DESCRIPTION OF THE TASK: The records sit below. Return every line in them that holds the word "label".

Items from a dataset:
>>>

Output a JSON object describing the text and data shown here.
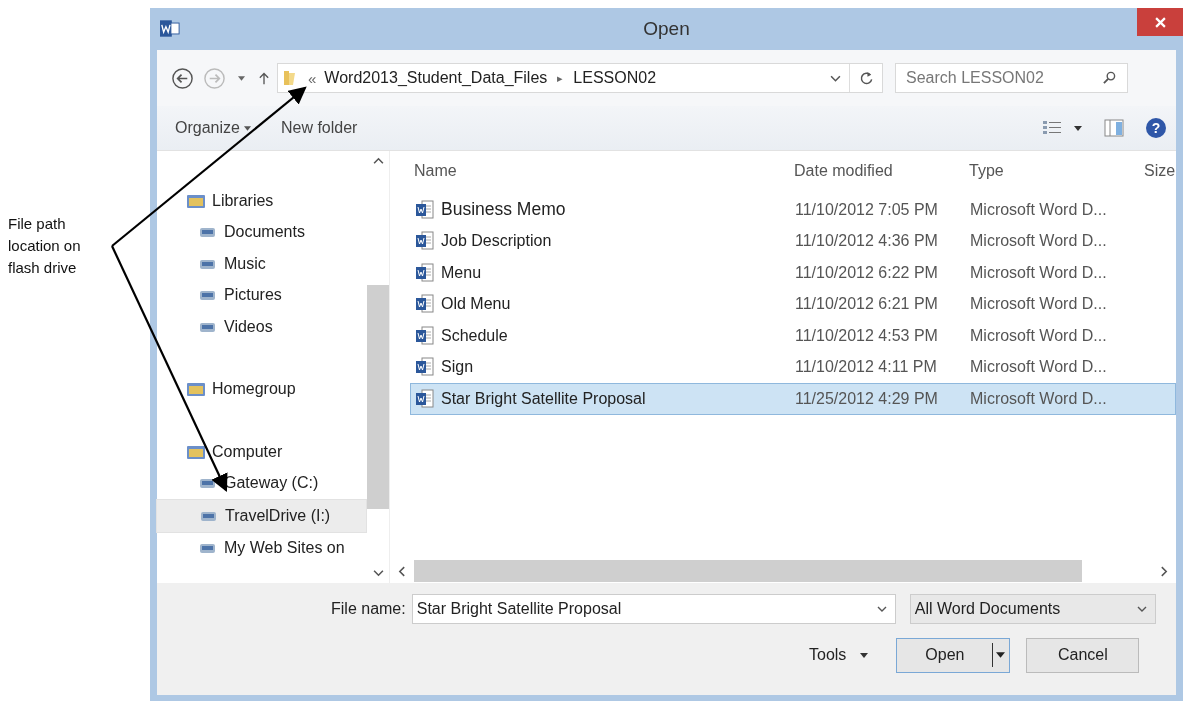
{
  "callout": {
    "text": "File path location on flash drive"
  },
  "window": {
    "title": "Open"
  },
  "address": {
    "separator_left": "«",
    "segments": [
      "Word2013_Student_Data_Files",
      "LESSON02"
    ],
    "separator": "▸"
  },
  "search": {
    "placeholder": "Search LESSON02"
  },
  "commands": {
    "organize": "Organize",
    "new_folder": "New folder",
    "help": "?"
  },
  "nav": [
    {
      "label": "Libraries",
      "selected": false,
      "children": [
        {
          "label": "Documents",
          "selected": false
        },
        {
          "label": "Music",
          "selected": false
        },
        {
          "label": "Pictures",
          "selected": false
        },
        {
          "label": "Videos",
          "selected": false
        }
      ]
    },
    {
      "label": "Homegroup",
      "selected": false
    },
    {
      "label": "Computer",
      "selected": false,
      "children": [
        {
          "label": "Gateway (C:)",
          "selected": false
        },
        {
          "label": "TravelDrive (I:)",
          "selected": true
        },
        {
          "label": "My Web Sites on",
          "selected": false
        }
      ]
    }
  ],
  "table": {
    "columns": [
      "Name",
      "Date modified",
      "Type",
      "Size"
    ],
    "rows": [
      {
        "name": "Business Memo",
        "date": "11/10/2012 7:05 PM",
        "type": "Microsoft Word D...",
        "selected": false
      },
      {
        "name": "Job Description",
        "date": "11/10/2012 4:36 PM",
        "type": "Microsoft Word D...",
        "selected": false
      },
      {
        "name": "Menu",
        "date": "11/10/2012 6:22 PM",
        "type": "Microsoft Word D...",
        "selected": false
      },
      {
        "name": "Old Menu",
        "date": "11/10/2012 6:21 PM",
        "type": "Microsoft Word D...",
        "selected": false
      },
      {
        "name": "Schedule",
        "date": "11/10/2012 4:53 PM",
        "type": "Microsoft Word D...",
        "selected": false
      },
      {
        "name": "Sign",
        "date": "11/10/2012 4:11 PM",
        "type": "Microsoft Word D...",
        "selected": false
      },
      {
        "name": "Star Bright Satellite Proposal",
        "date": "11/25/2012 4:29 PM",
        "type": "Microsoft Word D...",
        "selected": true
      }
    ]
  },
  "file_name": {
    "label": "File name:",
    "value": "Star Bright Satellite Proposal"
  },
  "file_type": {
    "value": "All Word Documents"
  },
  "buttons": {
    "tools": "Tools",
    "open": "Open",
    "cancel": "Cancel"
  }
}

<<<

THE COMPLETED TASK:
      "label": "Libraries",
          "label": "Documents",
          "label": "Music",
          "label": "Pictures",
          "label": "Videos",
      "label": "Homegroup",
      "label": "Computer",
          "label": "Gateway (C:)",
          "label": "TravelDrive (I:)",
          "label": "My Web Sites on",
    "label": "File name:",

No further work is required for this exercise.